Campfire in a CanSometimes the best but hardest part about camping is using a fire to cook food. Dry wood can be difficult to find and cooking over an uneven spit is dangerous. Campfire in a Can solves these problems. It is a compact kit that comes with a vertical burn chamber as well as a grill top to use for cooking. This product burns both coal and wood and evenly distributes heat upward and to the surrounding area to cook food and warm campers at the same time. One Campfire in a Can costs backers $59 at an early price or $68 regularly for delivery in October 2014. Reaching a goal of $80,000 in a two-month campaign on Kickstarter will spell success for this product.


GarageSkins give your car keeper a new facade

GarageSkinsEver want to glam up your garage door, but don’t think a flag will do the trick? Try GarageSkins, panels designed to stick to your aluminum garage door to make it look like it’s made out of wood. These overlays use real wood with different finishes and designs to class up your doors. Best of all, they’re easy to install and only take about an hour to apply. A one-car garage system goes for $395 and a two-car system goes for $700 with an estimated delivery date of May 2015. GarageSkins hopes to raise $75,000 in its 45-day Indiegogo run.


Modular Lamp lights up room with your creativity

ModularLightFor those who like to flaunt their own unique style wherever they go, Modular Lamp offers the opportunity to light up your space in your own way. The company is working to move from birch plywood to furniture grade walnut, and the Modular Lamp will be the first of many pieces.
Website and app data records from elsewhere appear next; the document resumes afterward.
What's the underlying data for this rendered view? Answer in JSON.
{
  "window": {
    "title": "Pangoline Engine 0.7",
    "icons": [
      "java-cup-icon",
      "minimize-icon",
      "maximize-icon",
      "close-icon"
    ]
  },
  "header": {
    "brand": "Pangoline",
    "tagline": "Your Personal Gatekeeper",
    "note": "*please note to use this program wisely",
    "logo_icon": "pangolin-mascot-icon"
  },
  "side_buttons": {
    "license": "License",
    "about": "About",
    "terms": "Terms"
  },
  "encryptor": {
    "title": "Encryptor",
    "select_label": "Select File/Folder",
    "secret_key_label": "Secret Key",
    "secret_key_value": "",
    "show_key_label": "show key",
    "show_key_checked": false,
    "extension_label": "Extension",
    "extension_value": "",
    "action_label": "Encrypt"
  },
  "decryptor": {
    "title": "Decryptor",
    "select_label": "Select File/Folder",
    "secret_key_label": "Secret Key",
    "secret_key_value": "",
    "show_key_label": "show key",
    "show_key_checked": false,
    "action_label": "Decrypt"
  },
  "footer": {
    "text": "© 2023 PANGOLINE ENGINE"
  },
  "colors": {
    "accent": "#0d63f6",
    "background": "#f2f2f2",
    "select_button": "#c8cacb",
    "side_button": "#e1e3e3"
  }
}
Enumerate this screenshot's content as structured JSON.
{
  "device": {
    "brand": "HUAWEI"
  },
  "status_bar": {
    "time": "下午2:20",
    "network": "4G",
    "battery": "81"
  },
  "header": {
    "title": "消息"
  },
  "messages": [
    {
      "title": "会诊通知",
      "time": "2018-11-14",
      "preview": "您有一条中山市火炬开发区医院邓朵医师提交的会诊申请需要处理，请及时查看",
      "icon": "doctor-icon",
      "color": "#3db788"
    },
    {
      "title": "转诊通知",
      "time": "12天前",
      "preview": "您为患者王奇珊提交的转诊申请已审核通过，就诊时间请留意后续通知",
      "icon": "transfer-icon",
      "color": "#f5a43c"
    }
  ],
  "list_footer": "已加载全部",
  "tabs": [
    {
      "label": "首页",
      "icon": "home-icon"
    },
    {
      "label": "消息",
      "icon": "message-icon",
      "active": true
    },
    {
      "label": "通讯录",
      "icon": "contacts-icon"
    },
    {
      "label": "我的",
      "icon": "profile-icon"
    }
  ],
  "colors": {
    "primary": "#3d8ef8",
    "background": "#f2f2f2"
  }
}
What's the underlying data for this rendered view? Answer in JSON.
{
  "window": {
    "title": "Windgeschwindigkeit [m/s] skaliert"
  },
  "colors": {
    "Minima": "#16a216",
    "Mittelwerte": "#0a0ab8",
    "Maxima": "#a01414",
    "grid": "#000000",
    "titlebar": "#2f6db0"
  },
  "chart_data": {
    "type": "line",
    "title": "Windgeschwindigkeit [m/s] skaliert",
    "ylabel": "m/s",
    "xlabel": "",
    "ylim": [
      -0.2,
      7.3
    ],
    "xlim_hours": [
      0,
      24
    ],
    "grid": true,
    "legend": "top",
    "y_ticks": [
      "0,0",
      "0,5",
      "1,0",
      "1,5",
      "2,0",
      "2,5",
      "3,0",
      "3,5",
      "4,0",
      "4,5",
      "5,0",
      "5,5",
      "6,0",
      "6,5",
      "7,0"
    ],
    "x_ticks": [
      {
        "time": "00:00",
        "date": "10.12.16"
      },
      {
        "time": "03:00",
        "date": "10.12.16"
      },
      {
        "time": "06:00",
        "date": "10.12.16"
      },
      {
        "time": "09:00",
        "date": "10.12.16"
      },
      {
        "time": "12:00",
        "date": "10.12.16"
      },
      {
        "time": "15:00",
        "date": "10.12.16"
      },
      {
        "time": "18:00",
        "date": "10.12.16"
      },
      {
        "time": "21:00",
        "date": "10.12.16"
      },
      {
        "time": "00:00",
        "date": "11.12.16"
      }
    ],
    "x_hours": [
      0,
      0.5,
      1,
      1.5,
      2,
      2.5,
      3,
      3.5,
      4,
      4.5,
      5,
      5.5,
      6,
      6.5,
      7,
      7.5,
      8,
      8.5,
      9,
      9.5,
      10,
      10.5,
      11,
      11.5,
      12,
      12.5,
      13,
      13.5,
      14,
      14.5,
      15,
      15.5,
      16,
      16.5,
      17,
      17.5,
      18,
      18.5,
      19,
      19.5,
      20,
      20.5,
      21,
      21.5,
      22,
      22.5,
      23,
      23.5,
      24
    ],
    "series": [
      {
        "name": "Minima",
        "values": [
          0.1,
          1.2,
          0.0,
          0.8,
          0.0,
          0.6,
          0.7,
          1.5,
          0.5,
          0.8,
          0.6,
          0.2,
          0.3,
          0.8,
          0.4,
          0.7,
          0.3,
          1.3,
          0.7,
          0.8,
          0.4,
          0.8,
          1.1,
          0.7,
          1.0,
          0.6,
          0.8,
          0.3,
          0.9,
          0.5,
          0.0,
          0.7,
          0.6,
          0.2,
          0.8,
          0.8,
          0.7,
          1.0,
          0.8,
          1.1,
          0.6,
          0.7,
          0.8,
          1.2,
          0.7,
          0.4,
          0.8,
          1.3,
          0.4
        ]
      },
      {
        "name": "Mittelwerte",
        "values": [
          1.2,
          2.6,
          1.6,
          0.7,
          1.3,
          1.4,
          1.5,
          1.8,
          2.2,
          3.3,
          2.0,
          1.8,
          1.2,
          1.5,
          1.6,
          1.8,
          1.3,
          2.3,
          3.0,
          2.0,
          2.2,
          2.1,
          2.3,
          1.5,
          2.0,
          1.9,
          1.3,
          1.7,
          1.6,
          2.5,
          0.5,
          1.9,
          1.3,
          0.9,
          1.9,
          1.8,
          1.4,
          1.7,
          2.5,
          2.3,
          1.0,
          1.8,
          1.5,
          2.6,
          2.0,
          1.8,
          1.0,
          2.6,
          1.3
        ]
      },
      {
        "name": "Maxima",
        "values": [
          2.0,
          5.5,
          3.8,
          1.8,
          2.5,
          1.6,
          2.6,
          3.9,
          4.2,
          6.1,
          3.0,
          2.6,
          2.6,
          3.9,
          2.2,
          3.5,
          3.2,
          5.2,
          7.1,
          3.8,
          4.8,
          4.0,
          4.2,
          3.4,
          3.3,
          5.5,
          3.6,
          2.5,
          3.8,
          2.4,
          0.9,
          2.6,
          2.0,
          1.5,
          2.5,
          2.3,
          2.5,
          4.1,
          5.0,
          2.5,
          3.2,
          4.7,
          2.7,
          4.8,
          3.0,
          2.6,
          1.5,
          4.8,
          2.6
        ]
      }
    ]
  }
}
A coat of blue paint away from resembling a TARDIS, the idea is to make the furniture hollow so that it requires fewer trees, which means it will also be lightweight and environmentally friendly, but it’s still supposed to be strong. If you like to rearrange the furniture a lot or you are the transient type who moves frequently, this might be an ideal product. For $55, a backer gets one lamp, but the walnut version requires $75. Expected delivery of May 2014.


Accents Lifestyle

Dutchman ensures your wall-mounted tablet doesn’t go flying

DutchmanThe Dutchman has been around for a long time as a simple joint used in woodworking. Now, this versatile little peg has been revamped to create a product aimed at accommodating smart phones and tablets. The wood joint can be affixed to different bases, allowing it to transform for different uses. In addition to a device holder, it can also be used as a key hanger, organizer, bookshelf or sunglasses holder. For $20, backers get a pair of Dutchman to be delivered by June 2014. Dutchman hopes to raise $7,500 in its 33-day campaign.


Kindling maker chops wood in half, may leave full amount of hassle

KindlingMakerHere’s a tool to help mini-lumberjacks looking to tap their inner Paul Bunyan, or at least ease th task of building up the firewood reserve. Sure, getting kindling is a pain, but you certainly don’t need to carry around a big piece equipment for it. Especially when the guy who designed the so-called “Kindling Maker” struggled to make it work right on his own Kickstarter video.  It seems clunky and not at all easy to use. Honestly, it’s probably easier to just whack it with the axe. Gizmodo features the Mr. Quicksplit, which is a similar device, but neither one seems to be overly efficient. However, those who do choose to invest in the Kindling Maker can back $99 and expect shipment in May 2014.